Norway Prince mum on who lent luxury yacht

Norway’s Crown Prince Haakon has refused to name the 'friend' courtesy of whom he enjoyed a stay on a luxury yacht which normally costs $280,000 a week.

Norway Prince mum on who lent luxury yacht
The Mia Elise superyacht, which costs $280,000 a week to rent. Photo: Charter Index

The heir to the Norwegian throne has faced growing media pressure in his country after revelations that he spent a long weekend in early August aboard the Mia Elise superyacht. 

In a meeting with journalists during a scouting event in Asker, he would only say that he hadn't paid anything for his stay and that the person who had lent the vessel was one of its owners. 

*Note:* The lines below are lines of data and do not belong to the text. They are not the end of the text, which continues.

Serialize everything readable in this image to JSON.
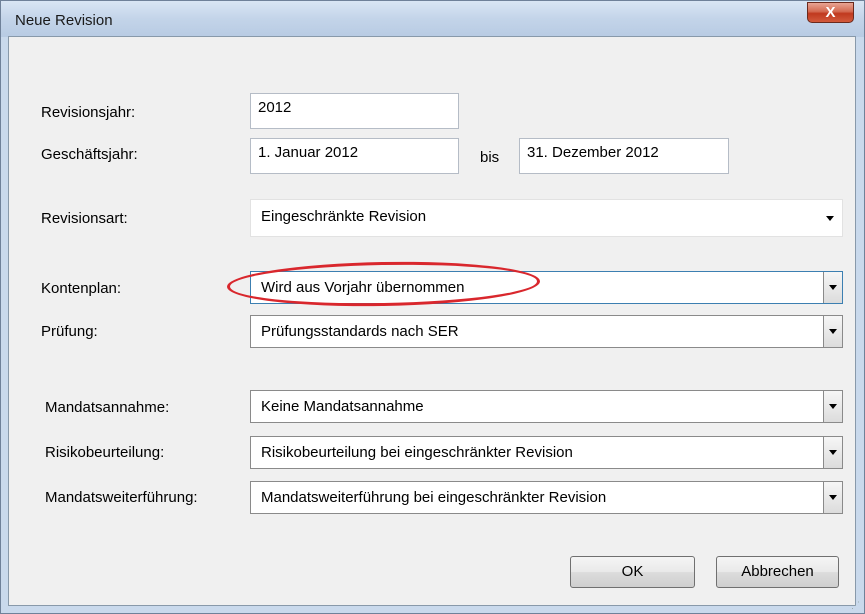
{
  "window": {
    "title": "Neue Revision",
    "close_label": "X"
  },
  "form": {
    "revisionsjahr": {
      "label": "Revisionsjahr:",
      "value": "2012"
    },
    "geschaeftsjahr": {
      "label": "Geschäftsjahr:",
      "from": "1. Januar 2012",
      "separator": "bis",
      "to": "31. Dezember 2012"
    },
    "revisionsart": {
      "label": "Revisionsart:",
      "value": "Eingeschränkte Revision"
    },
    "kontenplan": {
      "label": "Kontenplan:",
      "value": "Wird aus Vorjahr übernommen"
    },
    "pruefung": {
      "label": "Prüfung:",
      "value": "Prüfungsstandards nach SER"
    },
    "mandatsannahme": {
      "label": "Mandatsannahme:",
      "value": "Keine Mandatsannahme"
    },
    "risikobeurteilung": {
      "label": "Risikobeurteilung:",
      "value": "Risikobeurteilung bei eingeschränkter Revision"
    },
    "mandatsweiterfuehrung": {
      "label": "Mandatsweiterführung:",
      "value": "Mandatsweiterführung bei eingeschränkter Revision"
    }
  },
  "buttons": {
    "ok": "OK",
    "cancel": "Abbrechen"
  },
  "colors": {
    "highlight_oval": "#d9272d",
    "title_bar": "#c3d4e9",
    "close_button": "#c0391f"
  }
}
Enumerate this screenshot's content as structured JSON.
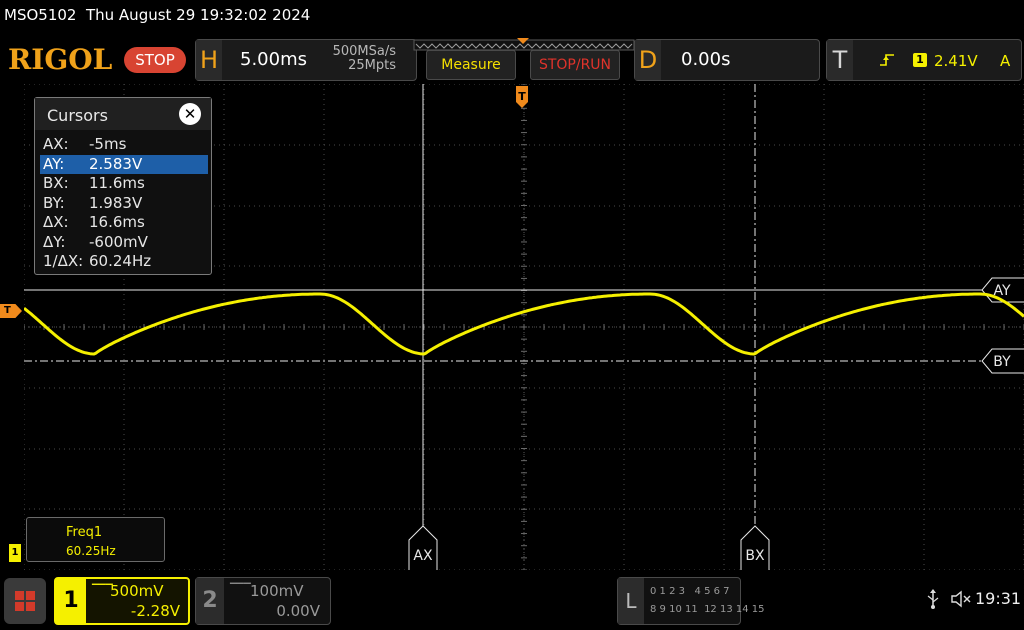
{
  "title_bar": {
    "text": "MSO5102  Thu August 29 19:32:02 2024"
  },
  "top_bar": {
    "logo": "RIGOL",
    "run_state": "STOP",
    "horizontal": {
      "letter": "H",
      "timebase": "5.00ms",
      "sample_rate": "500MSa/s",
      "memory_depth": "25Mpts"
    },
    "measure_label": "Measure",
    "stop_run_label": "STOP/RUN",
    "delay": {
      "letter": "D",
      "value": "0.00s"
    },
    "trigger": {
      "letter": "T",
      "source": "1",
      "level": "2.41V",
      "mode": "A"
    }
  },
  "cursors": {
    "title": "Cursors",
    "close": "✕",
    "rows": [
      {
        "key": "AX:",
        "value": "-5ms"
      },
      {
        "key": "AY:",
        "value": "2.583V"
      },
      {
        "key": "BX:",
        "value": "11.6ms"
      },
      {
        "key": "BY:",
        "value": "1.983V"
      },
      {
        "key": "ΔX:",
        "value": "16.6ms"
      },
      {
        "key": "ΔY:",
        "value": "-600mV"
      },
      {
        "key": "1/ΔX:",
        "value": "60.24Hz"
      }
    ],
    "selected_row": "AY:"
  },
  "markers": {
    "trigger_level": "T",
    "trigger_position": "T",
    "cursor_ay": "AY",
    "cursor_by": "BY",
    "cursor_ax": "AX",
    "cursor_bx": "BX",
    "channel_ground": "1"
  },
  "freq_measure": {
    "label": "Freq1",
    "value": "60.25Hz"
  },
  "bottom_bar": {
    "menu_icon": "grid-menu-icon",
    "channel1": {
      "number": "1",
      "scale": "500mV",
      "offset": "-2.28V",
      "color": "#f5f000"
    },
    "channel2": {
      "number": "2",
      "scale": "100mV",
      "offset": "0.00V"
    },
    "logic": {
      "letter": "L",
      "row1": "0 1 2 3   4 5 6 7",
      "row2": "8 9 10 11  12 13 14 15"
    },
    "usb_icon": "usb-icon",
    "speaker_icon": "speaker-muted-icon",
    "clock": "19:31"
  },
  "colors": {
    "trace": "#f5f000",
    "logo": "#f0a21a",
    "stop_badge": "#d84432",
    "stop_run_text": "#e0332b",
    "trigger_marker": "#f08a1c",
    "selected_row": "#1e5fa8"
  }
}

“A friend invited us on a boat trip and we stayed there for three days. It’s as simple as that,” he said. “I do not think he owes us anything, or that we owe him anything.” 

Haakon went on the trip with Crown Princess Mette Marit directly after the couple attended the wedding of Pierre Casiraghi, Princess Caroline of Monaco’s youngest son, to Beatrice Borromeo. 

Haakon said that staying on such a fuel-guzzling vessel did not mean he no longer took environmental issues seriously. 

“I still believe the climate is important,” he told reporters.  “I fully agree that emissions are a bad thing. We must try to do something.” 


Snøhetta unveils stunning Lofoten hotel

Another day, another mind-blowing building from Oslo architects Snøhetta. The firm last week unveiled the first images of the Lofoten Opera Hotel, which will snake over a rocky outcrop on the far-west of Norway's Lototen islands.

Snøhetta unveils stunning Lofoten hotel
The Lofoten Opera Hotel. Photo: Snøhetta
The hotel will loop around an inner courtyard, offer views of the Norwegian Sea in several directions, while providing sheltered space in its centre. 
"The location is spectacular; sunny, right in the middle of majestic landscape elements, but at the same time connected to already populated areas and shielded harbours," the company said on its website. 
"The form creates an inner and outer space, and enhances the site’s inherent potential of an architectural expression," it added. "The organic form protects and opens at the same time."
The 11,000 square-metre building will house several hotels and apartment complexes, spa facilities, seawater basins, hiking resources and an amphitheatre.
It is expected to cost as much as 400m kroner ($66m) to build, with work expected to start later this year. 
The complex is designed to cater to extremely wealthy tourists who have increasingly been choosing to holiday in Norway.